### What needs to be done
Images are to be excluded from the copy, and the records below reproduced word for word.

### Raw data

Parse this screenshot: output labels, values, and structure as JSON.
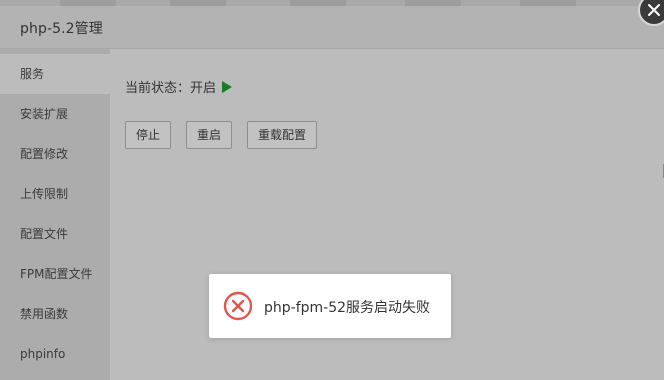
{
  "dialog": {
    "title": "php-5.2管理"
  },
  "sidebar": {
    "items": [
      {
        "label": "服务",
        "active": true
      },
      {
        "label": "安装扩展"
      },
      {
        "label": "配置修改"
      },
      {
        "label": "上传限制"
      },
      {
        "label": "配置文件"
      },
      {
        "label": "FPM配置文件"
      },
      {
        "label": "禁用函数"
      },
      {
        "label": "phpinfo"
      }
    ]
  },
  "service": {
    "status_label": "当前状态：",
    "status_value": "开启",
    "status_icon": "play-icon",
    "status_color": "#1a7a2a"
  },
  "buttons": {
    "stop": "停止",
    "restart": "重启",
    "reload": "重载配置"
  },
  "toast": {
    "message": "php-fpm-52服务启动失败",
    "icon": "error-circle-icon",
    "icon_color": "#e2554f"
  }
}
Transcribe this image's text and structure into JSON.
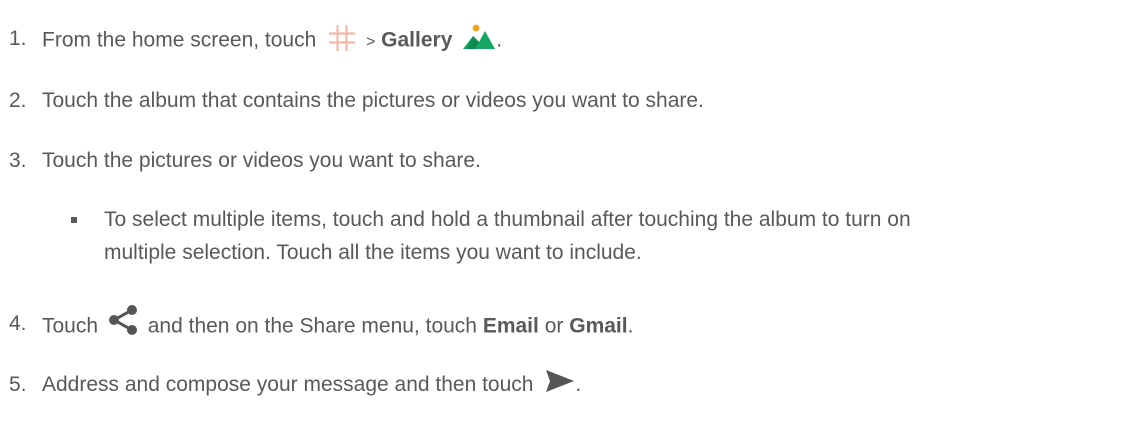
{
  "steps": [
    {
      "number": "1.",
      "pre": "From the home screen, touch",
      "sep": ">",
      "bold1": "Gallery",
      "post": "."
    },
    {
      "number": "2.",
      "text": "Touch the album that contains the pictures or videos you want to share."
    },
    {
      "number": "3.",
      "text": "Touch the pictures or videos you want to share."
    },
    {
      "number": "4.",
      "pre": "Touch",
      "mid": "and then on the Share menu, touch",
      "bold1": "Email",
      "or": "or",
      "bold2": "Gmail",
      "post": "."
    },
    {
      "number": "5.",
      "pre": "Address and compose your message and then touch",
      "post": "."
    }
  ],
  "sub_bullet": {
    "line1": "To select multiple items, touch and hold a thumbnail after touching the album to turn on",
    "line2": "multiple selection. Touch all the items you want to include."
  },
  "icons": {
    "apps": "apps-grid-icon",
    "gallery": "gallery-icon",
    "share": "share-icon",
    "send": "send-icon"
  },
  "colors": {
    "text": "#595959",
    "apps_grid": "#f2b8a8",
    "gallery_green": "#16a765",
    "gallery_sun": "#f7a11b",
    "icon_dark": "#555555"
  }
}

### Output of the exercise
Parse this screenshot: output labels, values, and structure as JSON.
{
  "dialog": {
    "title": "php-5.2管理"
  },
  "sidebar": {
    "items": [
      {
        "label": "服务",
        "active": true
      },
      {
        "label": "安装扩展"
      },
      {
        "label": "配置修改"
      },
      {
        "label": "上传限制"
      },
      {
        "label": "配置文件"
      },
      {
        "label": "FPM配置文件"
      },
      {
        "label": "禁用函数"
      },
      {
        "label": "phpinfo"
      }
    ]
  },
  "service": {
    "status_label": "当前状态：",
    "status_value": "开启",
    "status_icon": "play-icon",
    "status_color": "#1a7a2a"
  },
  "buttons": {
    "stop": "停止",
    "restart": "重启",
    "reload": "重载配置"
  },
  "toast": {
    "message": "php-fpm-52服务启动失败",
    "icon": "error-circle-icon",
    "icon_color": "#e2554f"
  }
}
Transcribe this image's text and structure into JSON.
{
  "steps": [
    {
      "number": "1.",
      "pre": "From the home screen, touch",
      "sep": ">",
      "bold1": "Gallery",
      "post": "."
    },
    {
      "number": "2.",
      "text": "Touch the album that contains the pictures or videos you want to share."
    },
    {
      "number": "3.",
      "text": "Touch the pictures or videos you want to share."
    },
    {
      "number": "4.",
      "pre": "Touch",
      "mid": "and then on the Share menu, touch",
      "bold1": "Email",
      "or": "or",
      "bold2": "Gmail",
      "post": "."
    },
    {
      "number": "5.",
      "pre": "Address and compose your message and then touch",
      "post": "."
    }
  ],
  "sub_bullet": {
    "line1": "To select multiple items, touch and hold a thumbnail after touching the album to turn on",
    "line2": "multiple selection. Touch all the items you want to include."
  },
  "icons": {
    "apps": "apps-grid-icon",
    "gallery": "gallery-icon",
    "share": "share-icon",
    "send": "send-icon"
  },
  "colors": {
    "text": "#595959",
    "apps_grid": "#f2b8a8",
    "gallery_green": "#16a765",
    "gallery_sun": "#f7a11b",
    "icon_dark": "#555555"
  }
}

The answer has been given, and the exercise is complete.